Human and Intercultural Relations
The Penal System
Prisons and jails serve the dual purposes of punishment and housing for those who have been convicted of crimes, and those who are awaiting trial. The main difference between the two institutions is that prisons exclusively house and punish convicted felons while those housed in jails could be awaiting trial or convicted of a misdemeanor. This important difference leads to a number of similarities, as well as differences in methodology. Sentencing is the process by which persons convicted of a crime are punished. Sentencing is a separate issue independent from arrest and prosecution. Sentences may include the death penalty (capital punishment), incarceration (jail/prison sentence), probation, fines and many other penalties. Those found guilty of committing a crime are punished by the legal system. Individuals are put before a judge for sentencing if the defendant pleads or is deemed guilty for a particular crime, or set of crimes. This is the penal system, in simpler terms. It is an American custom that everyone be innocent until proven guilty, and has the right to an attorney. Though it may sound fair, the penal system is not shy of flaws. Even the innocent are found guilty and there are indeed cases of injustice from authority figures. Since American society was first established; race, class, and gender have been important factors in society. It is the design of our social structure through systemic forms of inequality. It is so deeply engraved in our social construct that we find it more difficult to notice; resulting in entire groups of people being criminalized and victimized by unfair policies. Whether or not this issue is a major part of the penal system is the question. The penal system is designed to enforce the proper punishment for the correlated crime. There is a common belief, backed up by past occurrences that authority, as a whole, discriminates against minorities. In urban areas such as Jersey City, one can find different communities that generally hold a major race. For example, the Greenville area is known for its black community. It is also known as the most dangerous area in Jersey City. The Jersey City heights is known for its large Latino community; also a high crime area. “NYPD statistics show 96 percent of shooting victims are black or Hispanic and that minority groups represent 89 percent of all murder victims” (New York Daily News 2012). These numbers show that, marginally speaking, urban areas contain a high population of minorities; resulting in crimes committed by them.

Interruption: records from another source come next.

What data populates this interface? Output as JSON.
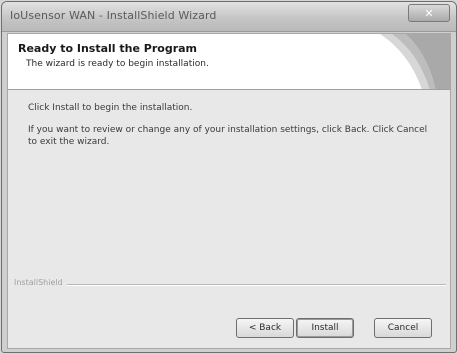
{
  "window": {
    "title": "IoUsensor WAN - InstallShield Wizard",
    "close_glyph": "✕"
  },
  "header": {
    "title": "Ready to Install the Program",
    "subtitle": "The wizard is ready to begin installation."
  },
  "body": {
    "line1": "Click Install to begin the installation.",
    "line2": "If you want to review or change any of your installation settings, click Back. Click Cancel to exit the wizard."
  },
  "brand": {
    "label": "InstallShield"
  },
  "buttons": {
    "back": "< Back",
    "install": "Install",
    "cancel": "Cancel"
  },
  "colors": {
    "titlebar": "#c6c6c6",
    "client_bg": "#e8e8e8",
    "header_bg": "#ffffff"
  }
}
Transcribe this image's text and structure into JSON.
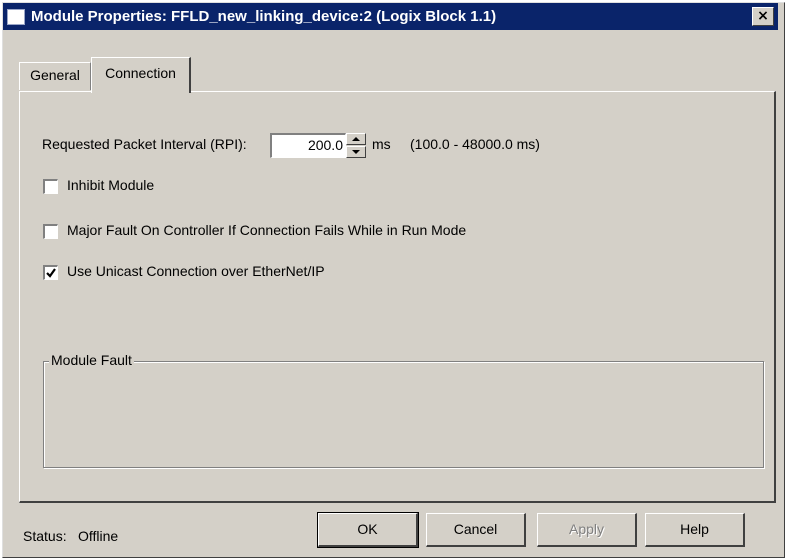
{
  "window": {
    "title": "Module Properties: FFLD_new_linking_device:2 (Logix Block 1.1)",
    "close_symbol": "×"
  },
  "tabs": [
    {
      "label": "General",
      "active": false
    },
    {
      "label": "Connection",
      "active": true
    }
  ],
  "connection": {
    "rpi_label": "Requested Packet Interval (RPI):",
    "rpi_value": "200.0",
    "rpi_unit": "ms",
    "rpi_range": "(100.0 - 48000.0 ms)",
    "inhibit_label": "Inhibit Module",
    "inhibit_checked": false,
    "major_fault_label": "Major Fault On Controller If Connection Fails While in Run Mode",
    "major_fault_checked": false,
    "unicast_label": "Use Unicast Connection over EtherNet/IP",
    "unicast_checked": true,
    "module_fault_label": "Module Fault"
  },
  "footer": {
    "status_label": "Status:",
    "status_value": "Offline",
    "ok_label": "OK",
    "cancel_label": "Cancel",
    "apply_label": "Apply",
    "help_label": "Help"
  },
  "icons": {
    "title": "module-window-icon",
    "close": "close-icon",
    "spin_up": "spin-up-arrow-icon",
    "spin_down": "spin-down-arrow-icon",
    "check": "checkmark-icon"
  },
  "colors": {
    "title_bar": "#0a246a",
    "dialog_face": "#d4d0c8"
  }
}
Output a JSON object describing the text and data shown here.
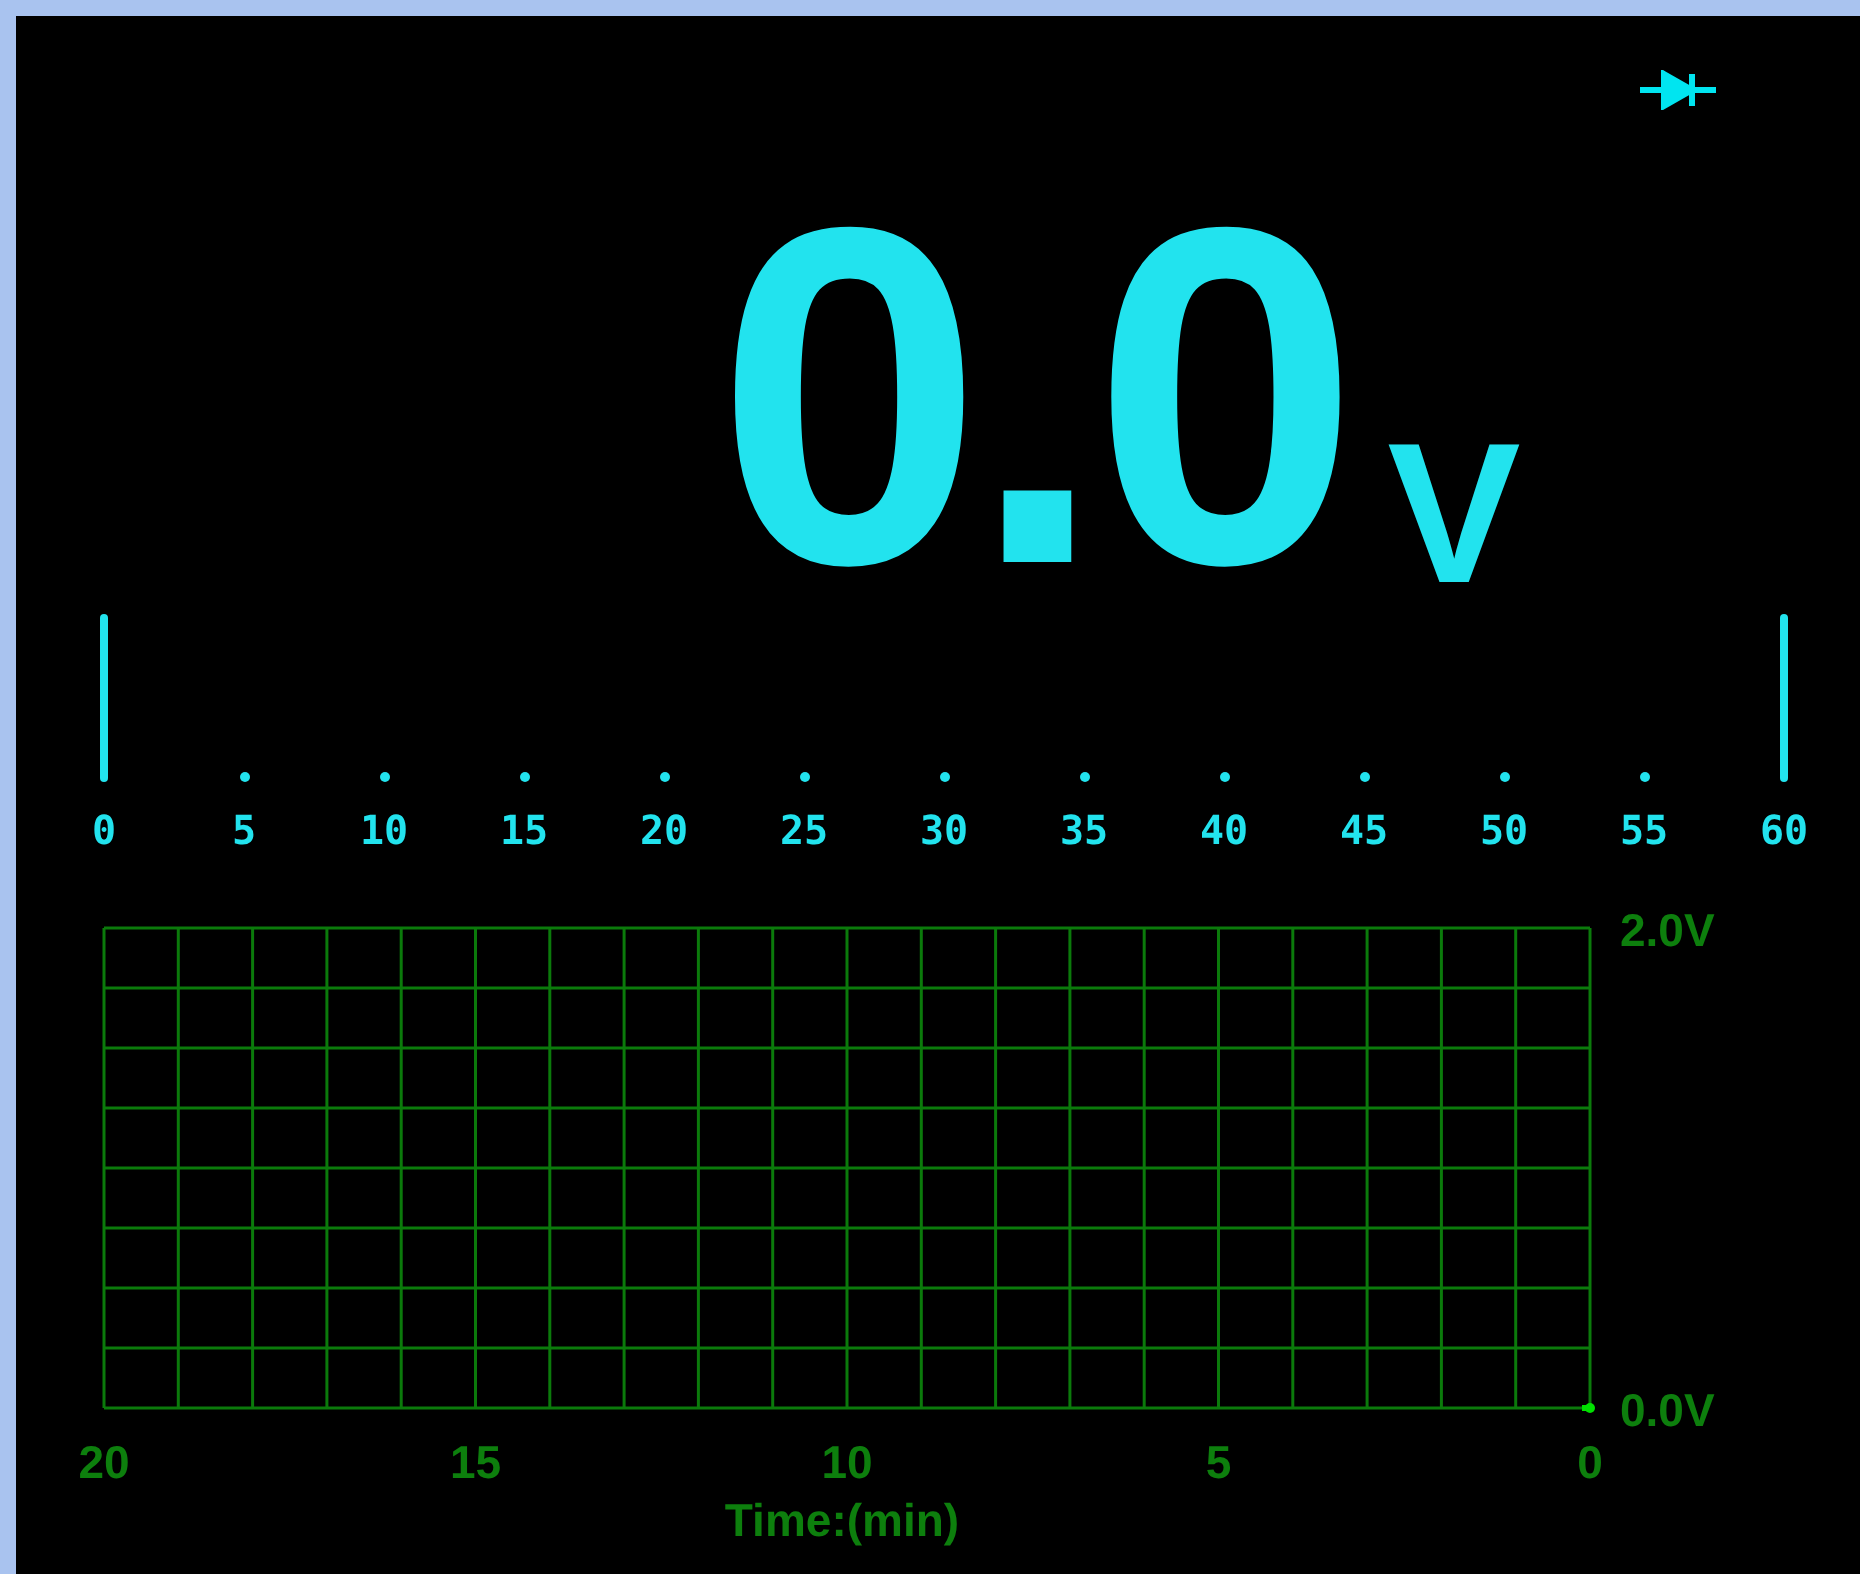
{
  "mode": {
    "kind": "diode"
  },
  "reading": {
    "value": "0.0",
    "unit": "V"
  },
  "bar_graph": {
    "scale": [
      {
        "label": "0",
        "kind": "major"
      },
      {
        "label": "5",
        "kind": "minor"
      },
      {
        "label": "10",
        "kind": "minor"
      },
      {
        "label": "15",
        "kind": "minor"
      },
      {
        "label": "20",
        "kind": "minor"
      },
      {
        "label": "25",
        "kind": "minor"
      },
      {
        "label": "30",
        "kind": "minor"
      },
      {
        "label": "35",
        "kind": "minor"
      },
      {
        "label": "40",
        "kind": "minor"
      },
      {
        "label": "45",
        "kind": "minor"
      },
      {
        "label": "50",
        "kind": "minor"
      },
      {
        "label": "55",
        "kind": "minor"
      },
      {
        "label": "60",
        "kind": "major"
      }
    ]
  },
  "trend": {
    "chart_data": {
      "type": "line",
      "grid": true,
      "xlabel": "Time:(min)",
      "xlim": [
        20,
        0
      ],
      "ylim": [
        0,
        2
      ],
      "xticks": [
        20,
        15,
        10,
        5,
        0
      ],
      "yticks": [
        {
          "value": 2,
          "label": "2.0V"
        },
        {
          "value": 0,
          "label": "0.0V"
        }
      ],
      "x": [
        0
      ],
      "series": [
        {
          "color": "#00e000",
          "marker": "circle",
          "values": [
            0
          ]
        }
      ]
    }
  }
}
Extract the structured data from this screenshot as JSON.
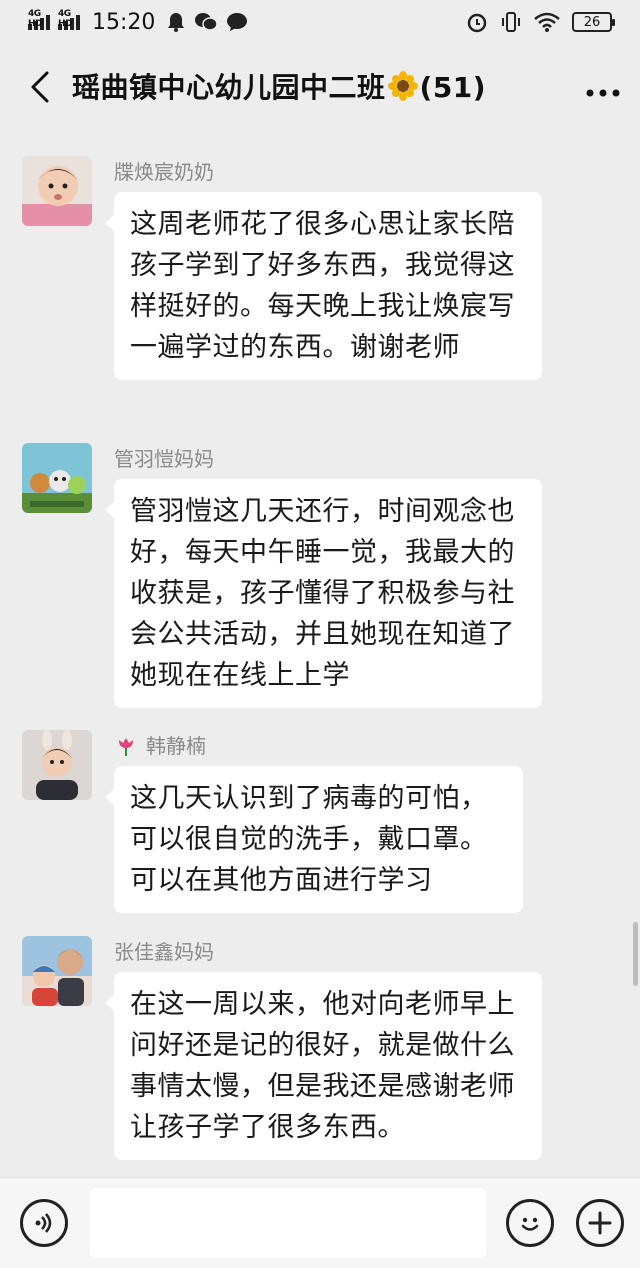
{
  "status": {
    "sig1": "4G HD",
    "sig2": "4G HD",
    "time": "15:20",
    "battery": "26"
  },
  "header": {
    "title": "瑶曲镇中心幼儿园中二班",
    "count": "(51)"
  },
  "messages": [
    {
      "sender": "牒焕宸奶奶",
      "text": "这周老师花了很多心思让家长陪孩子学到了好多东西，我觉得这样挺好的。每天晚上我让焕宸写一遍学过的东西。谢谢老师"
    },
    {
      "sender": "管羽愷妈妈",
      "text": "管羽愷这几天还行，时间观念也好，每天中午睡一觉，我最大的收获是，孩子懂得了积极参与社会公共活动，并且她现在知道了她现在在线上上学"
    },
    {
      "sender": "韩静楠",
      "text": "这几天认识到了病毒的可怕，可以很自觉的洗手，戴口罩。可以在其他方面进行学习"
    },
    {
      "sender": "张佳鑫妈妈",
      "text": "在这一周以来，他对向老师早上问好还是记的很好，就是做什么事情太慢，但是我还是感谢老师让孩子学了很多东西。"
    }
  ],
  "colors": {
    "background": "#ededed",
    "bubble": "#ffffff",
    "sender_name": "#8a8a8a"
  }
}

The Problem What does this mean for the penal system? In my interview with police academy student Rocco Luciolla, he states, “Often times different races stick together. It’s more about comfort than anything else”. The reasoning behind this statement dates back to the start of immigration; you had your Italian community (now little Italy in NY), then your Chinese community (now Chinatown). Those are just large-scale communities; every city has that type of division. When police enter a certain part of the city, they have an expectation of the kind of criminal they will come across.
Minorities have the highest incarceration rates; specifically the African American population. And yet, in our society, aggressive law enforcement towards them is highly accepted. Why is this view accepted? Problems are kept behind closed doors, because the true issue, which is the lack of addressing poverty, is often overlooked. “The only social service available to many of America’s poor is jail when welfare and service programs are crushed.” (Silliman, 2010) Most tend to look at the statistical numbers and draw conclusions from them, but if we were to look at other factors that mere numbers cannot reveal, we will get a better picture of what is going on. These factors are social factors, such as